Wall Street Journal: Mining Cobalt in the Congo is Still Dirty and Dangerous

As we’ve written before, cobalt is an important component of the batteries used in smartphones, laptops, and electric cars, and Minnesota has the largest deposits of cobalt in the United States. In fact, just three of the several copper-nickel deposits in the Duluth Complex of Minnesota hold 47 percent of U.S. cobalt resources.

However, we are not currently developing these resources, which leaves us heavily dependent upon the cobalt mined in the Democratic Republic of the Congo, where as many as 40,000 children have been employed in mining cobalt.

The Wall Street Journal had a video on their website explaining that despite promises by tech companies such as Apple and Volkswagen to do a better job of sourcing their cobalt to ensure children were not employed in the mines. You can read the article below:

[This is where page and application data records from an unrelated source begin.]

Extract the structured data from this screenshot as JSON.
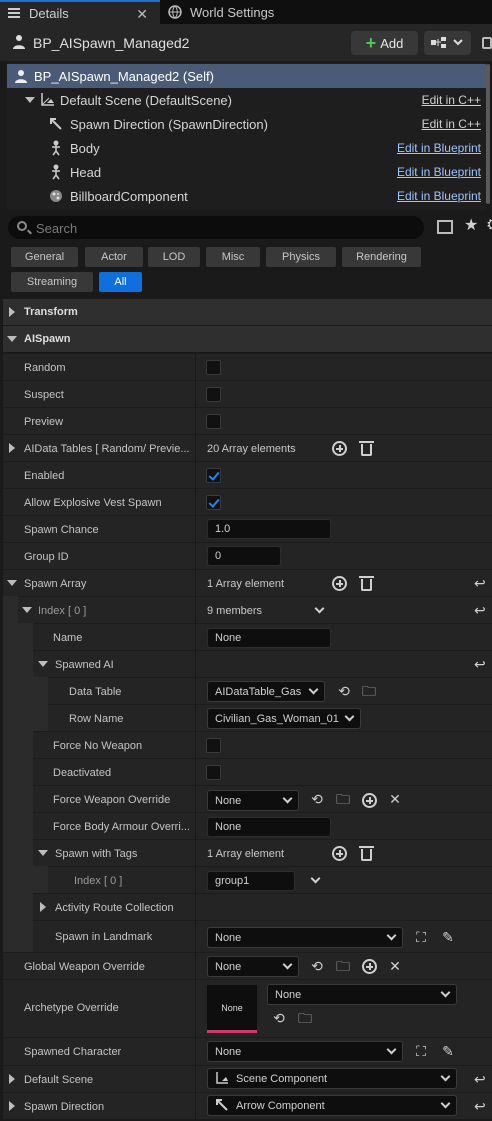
{
  "tabs": [
    {
      "label": "Details",
      "active": true
    },
    {
      "label": "World Settings",
      "active": false
    }
  ],
  "header": {
    "title": "BP_AISpawn_Managed2",
    "add_label": "Add"
  },
  "component_tree": [
    {
      "label": "BP_AISpawn_Managed2 (Self)",
      "edit": ""
    },
    {
      "label": "Default Scene (DefaultScene)",
      "edit": "Edit in C++"
    },
    {
      "label": "Spawn Direction (SpawnDirection)",
      "edit": "Edit in C++"
    },
    {
      "label": "Body",
      "edit": "Edit in Blueprint"
    },
    {
      "label": "Head",
      "edit": "Edit in Blueprint"
    },
    {
      "label": "BillboardComponent",
      "edit": "Edit in Blueprint"
    }
  ],
  "search": {
    "placeholder": "Search"
  },
  "filters": [
    "General",
    "Actor",
    "LOD",
    "Misc",
    "Physics",
    "Rendering",
    "Streaming",
    "All"
  ],
  "active_filter": "All",
  "categories": {
    "transform": "Transform",
    "aispawn": "AISpawn"
  },
  "props": {
    "random": {
      "name": "Random",
      "checked": false
    },
    "suspect": {
      "name": "Suspect",
      "checked": false
    },
    "preview": {
      "name": "Preview",
      "checked": false
    },
    "aidata_tables": {
      "name": "AIData Tables [ Random/ Previe...",
      "value": "20 Array elements"
    },
    "enabled": {
      "name": "Enabled",
      "checked": true
    },
    "allow_vest": {
      "name": "Allow Explosive Vest Spawn",
      "checked": true
    },
    "spawn_chance": {
      "name": "Spawn Chance",
      "value": "1.0"
    },
    "group_id": {
      "name": "Group ID",
      "value": "0"
    },
    "spawn_array": {
      "name": "Spawn Array",
      "value": "1 Array element"
    },
    "index0": {
      "name": "Index [ 0 ]",
      "value": "9 members"
    },
    "name": {
      "name": "Name",
      "value": "None"
    },
    "spawned_ai": {
      "name": "Spawned AI"
    },
    "data_table": {
      "name": "Data Table",
      "value": "AIDataTable_Gas"
    },
    "row_name": {
      "name": "Row Name",
      "value": "Civilian_Gas_Woman_01"
    },
    "force_no_weapon": {
      "name": "Force No Weapon",
      "checked": false
    },
    "deactivated": {
      "name": "Deactivated",
      "checked": false
    },
    "force_weapon_override": {
      "name": "Force Weapon Override",
      "value": "None"
    },
    "force_body_armour": {
      "name": "Force Body Armour Overri...",
      "value": "None"
    },
    "spawn_with_tags": {
      "name": "Spawn with Tags",
      "value": "1 Array element"
    },
    "tag_index0": {
      "name": "Index [ 0 ]",
      "value": "group1"
    },
    "activity_route": {
      "name": "Activity Route Collection"
    },
    "spawn_in_landmark": {
      "name": "Spawn in Landmark",
      "value": "None"
    },
    "global_weapon_override": {
      "name": "Global Weapon Override",
      "value": "None"
    },
    "archetype_override": {
      "name": "Archetype Override",
      "value": "None",
      "thumb": "None"
    },
    "spawned_character": {
      "name": "Spawned Character",
      "value": "None"
    },
    "default_scene": {
      "name": "Default Scene",
      "value": "Scene Component"
    },
    "spawn_direction": {
      "name": "Spawn Direction",
      "value": "Arrow Component"
    }
  },
  "colors": {
    "accent": "#0f6fdd",
    "selection": "#4a5b78",
    "link": "#9ac5ff",
    "check": "#1f86ff"
  }
}
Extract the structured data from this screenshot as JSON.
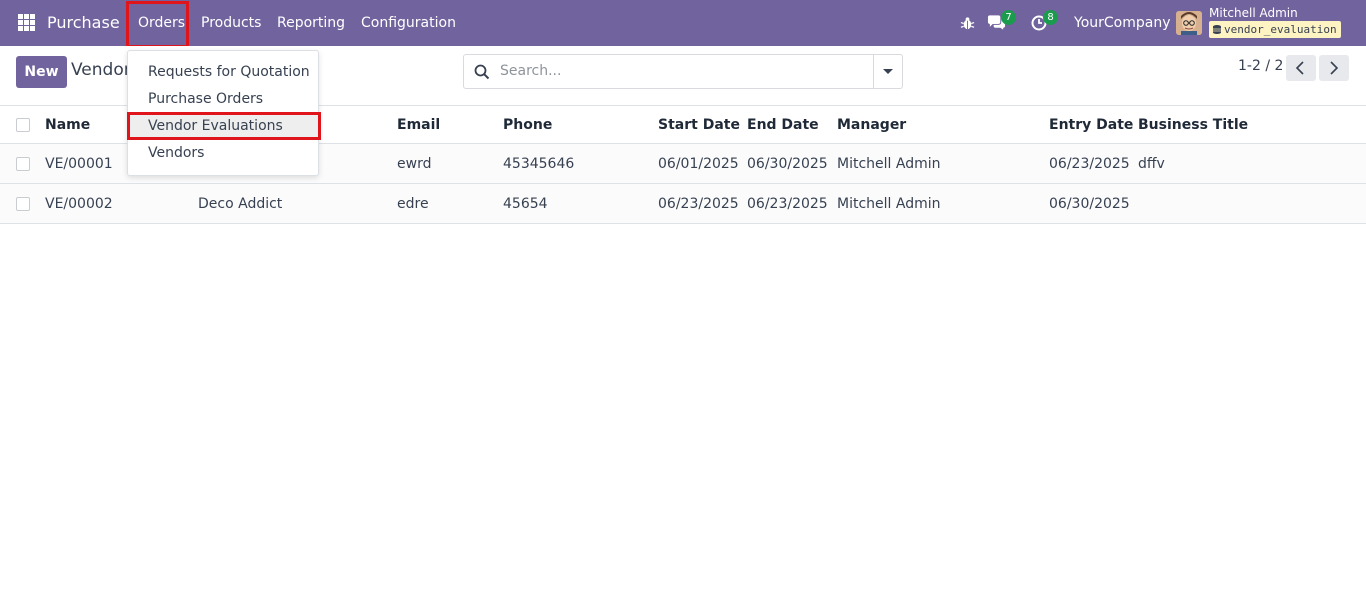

Despite Cleanup Vows, Smartphones and Electric Cars Still Keep Miners Digging by Hand in Congo
Apple, Volkswagen and other global manufacturers that vowed to make sure children and miners were not working under dangerous conditions digging up minerals used for batteries have largely failed in their efforts, write WSJ’s  Scott Patterson and Alexandra Wexler.
Many firms said they would audit their suppliers and send teams to Congo to fix the problem after Amnesty International reported two years ago that the cobalt in some of their batteries was dug up by Congolese miners and children in inhumane job sites.
Still, at a cobalt mine named Mutoshi in Kolwezi, freelance Congolese workers known as creuseurs—French for miners—could be seen in May descending underground without helmets, shoes or safety equipment. The mine’s owner is part of the global cobalt supply chain for companies including Apple and VW.
Miners there were using picks, shovels and bare hands to unearth rocks rich with the metal. Water sometimes rushes into holes and drowns miners, and an earth mover buried one alive last year, said local creuseurs and mine officials.
“Of course, people die,” said Christian Schöppe, then acting chief executive of the Mutoshi mine’s owner, Chemaf SARL, in May. “This is really shitty work.”

This begs the question, would Minnesotans rather buy their cobalt from unscrupulous mine owners in the Congo, or know the batteries in their smartphones and laptops contain ethically sourced cobalt from right here in Minnesota.

This shouldn’t be a hard decision.